I have much more to say about this. Make no mistake, the actions we’re taking during these waning days of the Trump administration will forever stain, or redeem, this institution in which we proudly serve, depending upon whether they go along with this or not. The 100 members of this body represent 313 million Americans. We’re entrusted to act in their best interests, and to our actions in the weeks ahead, we risk forever eroding the American people’s trust and faith in our independent judiciary. And our actions have a lasting impact for good or for ill on every American’s most basic rights, rights of equality and fairness, that Justice Ginsburg spent her lifetime securing.
Patrick Leahy: (53:29)
We all know what we should do. We all know how we can make the United States Senate be as it should be the conscience of the nation. I fear we’re willing to close America’s door on that conscience. But today, I simply seek to honor Justice Ginsburg. She dedicated her life to the causes of equality and justice made both a reality for millions of Americans. She’s left us a rich legacy to cherish, more importantly to carry forward, will be forever in her debt a generation. Actually, who I saw standing at the steps of the Supreme Court, more than a generation of women and all Americans have been inspired by her leadership and courage. Generations to come will have her trailblazing legacy to thank. Let’s honor her memory by following her example by recommitting ourselves to pursuing a more perfect union, not just for the few. No, not just for the few, but for all Americans. Madam President, I yield the floor.

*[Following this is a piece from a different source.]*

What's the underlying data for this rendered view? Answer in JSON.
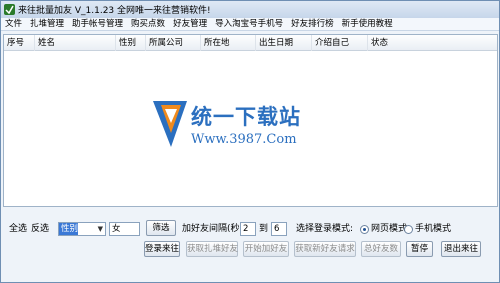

I suggest the [inaudible 00:55:11] of a quorum.
Madam President: (55:11)
The clerk will call the roll.
Speaker 6: (55:14)